    Great, thank you very much 🙂

  2.   angelblade said

    If you want some color, please use colordiff ^ __ ^

  3.   eliotime3000 said

    Now I understand how patches work in Debian.

  4.   fer_pflores said

    Hello, I know that system notifications can be shown with notify-send from the console, but what I would like to do is to be able to schedule what time or how long to show me a notification, is there any way to do it? I use elementary, which is based on Ubuntu 12.04, in case it helps, thanks

    1.    elav said

      Well, it can be done using the system cron 😉

      1.    fer_pflores said

        and how can that be done? I just learned how to use the notify-send command

        1.    wada said

          You can search for cron here in the blog there are many posts about it 🙂

  5.   Joaquin said

    Very good, thank you!

  6.   dhunter said

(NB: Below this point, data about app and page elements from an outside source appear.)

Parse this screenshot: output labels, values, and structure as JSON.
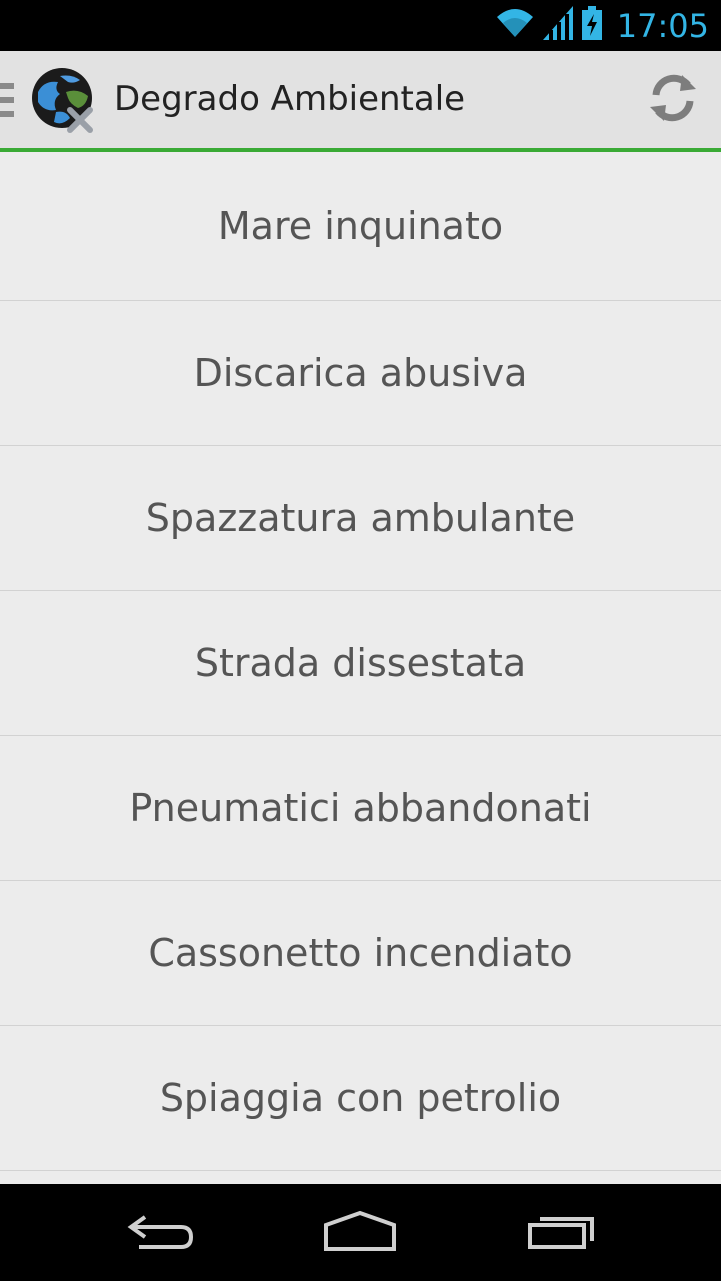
{
  "status_bar": {
    "time": "17:05",
    "icons": [
      "wifi-icon",
      "cell-signal-icon",
      "battery-charging-icon"
    ],
    "accent_color": "#33b5e5"
  },
  "action_bar": {
    "title": "Degrado Ambientale",
    "logo_icon": "earth-logo-icon",
    "refresh_icon": "refresh-icon",
    "accent_color": "#3aaa35"
  },
  "list": {
    "items": [
      {
        "label": "Mare inquinato"
      },
      {
        "label": "Discarica abusiva"
      },
      {
        "label": "Spazzatura ambulante"
      },
      {
        "label": "Strada dissestata"
      },
      {
        "label": "Pneumatici abbandonati"
      },
      {
        "label": "Cassonetto incendiato"
      },
      {
        "label": "Spiaggia con petrolio"
      }
    ]
  },
  "nav_bar": {
    "buttons": [
      "back-icon",
      "home-icon",
      "recent-apps-icon"
    ]
  }
}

    I always use this to update the kernel, I download only the patches and apply to the sources, so I don't have to download 80mb each release.